The trip was “totally not a strategic advantage for us,” said Ryo Sahashi, an associate professor at the University of Tokyo. “We strongly support Taiwanese democracy and also appreciate US efforts in Taiwan’s defense, including arms sales to Taiwan.”

“But it’s totally different,” he added. “What we really want to see is a calmer environment that really allows us, Japan and the United States, to strengthen our security partnership with Taipei.”

Throughout the region, the United States has made strategic efforts to integrate allies into a more cohesive coalition, with military and diplomatic underpinnings.

A year ago, Australia entered into a landmark defense pact, known as AUKUS, with the United States and Britain to acquire nuclear propulsion technology for planned submarines.

During a visit to Australia last month, Chairman of the Joint Chiefs of Staff, Gen. Mark A. Milley confirmed Washington’s policy of fortifying Australia with new weapons. “Chinese military activity is significantly and statistically more aggressive than in previous years,” Mr Milley said during his visit.

Along with the United States, Australia is spending money and diplomatic capital to help counter China’s growing influence in the Pacific Islands, a strategically important area in the event of a war with China.

It’s a complicated position to navigate. The economies of many of America’s allies in the region, including Japan, South Korea and Australia, are heavily dependent on China. About a third of Australian exports go to China.

Despite poor diplomatic relations, Australian sales of iron ore, the main raw material for Chinese industry, increased last year. Today, wine and charcoal exporters are trying to reintroduce their products to the Chinese market.

There has been a flurry of high-level talks in an attempt to mend relations. Australia’s new defense minister, Richard Marles, met his Chinese counterpart, Wei Fenghe, in Singapore last month.

Ms. Wong met Wang Yi, her Chinese counterpart, in Bali, ending a two-year diplomatic freeze. She went out of her way to say that China and Australia are not enemies.

As countries now brace for the fallout from Ms. Pelosi’s visit, heightened tensions between the two superpowers have ultimately raised questions about the authority of the US president.

“It doesn’t say much about Biden’s influence that he can’t prevail over the chairman of his own party,” said Alan Dupont, a former defense intelligence analyst for the Australian government, noting that the President had said the military didn’t think the visit was a good idea.

A former House speaker, Newt Gingrich, visited Taiwan 25 years ago. But Mr. Gingrich was a Republican and President Bill Clinton was a Democrat, a political situation that made the trip more defensible. Mr. Gingrich traveled to China and met its then leader, Jiang Zemin, before traveling to Taiwan, via Japan, a schedule unthinkable today.

The Chinese military was also much weaker at the time and was only beginning to modernize its forces, which now include a much more powerful missile range and a significantly expanded navy.

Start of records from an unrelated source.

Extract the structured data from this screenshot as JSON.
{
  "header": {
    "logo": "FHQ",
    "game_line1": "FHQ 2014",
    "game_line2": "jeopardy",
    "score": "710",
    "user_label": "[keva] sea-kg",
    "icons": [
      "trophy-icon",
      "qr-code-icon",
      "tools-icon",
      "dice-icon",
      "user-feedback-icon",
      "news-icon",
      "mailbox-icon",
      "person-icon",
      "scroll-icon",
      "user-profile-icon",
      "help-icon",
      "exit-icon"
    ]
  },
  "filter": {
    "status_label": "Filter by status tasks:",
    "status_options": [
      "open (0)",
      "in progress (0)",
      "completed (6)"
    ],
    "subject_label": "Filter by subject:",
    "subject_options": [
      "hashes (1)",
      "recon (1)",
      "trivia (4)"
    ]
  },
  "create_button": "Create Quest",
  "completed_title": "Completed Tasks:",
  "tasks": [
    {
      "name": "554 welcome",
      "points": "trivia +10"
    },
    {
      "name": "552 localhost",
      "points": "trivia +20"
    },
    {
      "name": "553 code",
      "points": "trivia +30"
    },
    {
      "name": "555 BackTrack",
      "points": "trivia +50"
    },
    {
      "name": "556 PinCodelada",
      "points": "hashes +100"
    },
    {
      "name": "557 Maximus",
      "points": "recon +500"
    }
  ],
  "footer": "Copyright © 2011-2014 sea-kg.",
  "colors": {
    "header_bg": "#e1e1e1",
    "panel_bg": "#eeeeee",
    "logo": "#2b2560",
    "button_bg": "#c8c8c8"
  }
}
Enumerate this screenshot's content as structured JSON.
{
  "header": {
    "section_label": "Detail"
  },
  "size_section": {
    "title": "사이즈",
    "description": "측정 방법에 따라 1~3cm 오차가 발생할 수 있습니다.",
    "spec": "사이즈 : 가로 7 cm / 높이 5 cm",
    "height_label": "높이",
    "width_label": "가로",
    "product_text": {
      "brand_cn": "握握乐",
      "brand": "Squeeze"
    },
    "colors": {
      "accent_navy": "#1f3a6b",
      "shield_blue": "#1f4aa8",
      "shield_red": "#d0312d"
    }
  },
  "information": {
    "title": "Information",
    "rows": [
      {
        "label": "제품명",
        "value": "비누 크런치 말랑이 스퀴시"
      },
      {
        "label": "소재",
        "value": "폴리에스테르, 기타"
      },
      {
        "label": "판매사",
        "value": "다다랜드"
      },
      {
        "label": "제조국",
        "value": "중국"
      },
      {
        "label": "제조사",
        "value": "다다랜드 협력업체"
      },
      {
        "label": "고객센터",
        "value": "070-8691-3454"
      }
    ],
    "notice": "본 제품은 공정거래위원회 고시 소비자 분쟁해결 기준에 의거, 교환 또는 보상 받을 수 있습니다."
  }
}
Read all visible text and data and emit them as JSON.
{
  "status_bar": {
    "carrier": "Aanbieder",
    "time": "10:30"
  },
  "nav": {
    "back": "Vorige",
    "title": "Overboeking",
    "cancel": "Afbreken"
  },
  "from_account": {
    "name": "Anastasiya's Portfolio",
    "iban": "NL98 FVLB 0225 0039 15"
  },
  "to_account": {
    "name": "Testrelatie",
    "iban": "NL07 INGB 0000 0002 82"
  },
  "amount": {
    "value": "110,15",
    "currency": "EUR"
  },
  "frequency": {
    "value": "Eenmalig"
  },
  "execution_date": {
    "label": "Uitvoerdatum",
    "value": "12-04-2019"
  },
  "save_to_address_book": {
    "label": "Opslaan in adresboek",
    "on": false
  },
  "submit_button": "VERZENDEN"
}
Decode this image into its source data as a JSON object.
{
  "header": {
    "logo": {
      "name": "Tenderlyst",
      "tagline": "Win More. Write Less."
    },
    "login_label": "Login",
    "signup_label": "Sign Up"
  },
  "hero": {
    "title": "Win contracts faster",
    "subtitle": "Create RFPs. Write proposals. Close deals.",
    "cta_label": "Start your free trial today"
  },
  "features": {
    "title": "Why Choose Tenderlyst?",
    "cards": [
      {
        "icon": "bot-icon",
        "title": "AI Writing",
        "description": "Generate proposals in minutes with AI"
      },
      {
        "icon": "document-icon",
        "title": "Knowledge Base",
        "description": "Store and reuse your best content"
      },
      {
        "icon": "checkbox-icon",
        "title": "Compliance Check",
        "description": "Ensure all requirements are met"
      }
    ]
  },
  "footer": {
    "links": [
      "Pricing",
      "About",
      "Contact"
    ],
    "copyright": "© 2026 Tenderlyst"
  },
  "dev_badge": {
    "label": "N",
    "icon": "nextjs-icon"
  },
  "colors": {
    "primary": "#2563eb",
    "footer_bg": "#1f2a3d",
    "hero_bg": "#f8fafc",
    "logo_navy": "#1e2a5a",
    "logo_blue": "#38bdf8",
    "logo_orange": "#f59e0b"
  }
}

Even in Australia, a democratic country with rowdy politics, where people knew Ms. Pelosi was a powerful figure, it was unfathomable that Mr. Biden did not persuade her to cancel, Mr. Dupont said.

“An unnecessary crisis,” I said. “An own goal, the United States put themselves in that position.”

Ben Doley contributed report. Jin Yu Young contributed translation.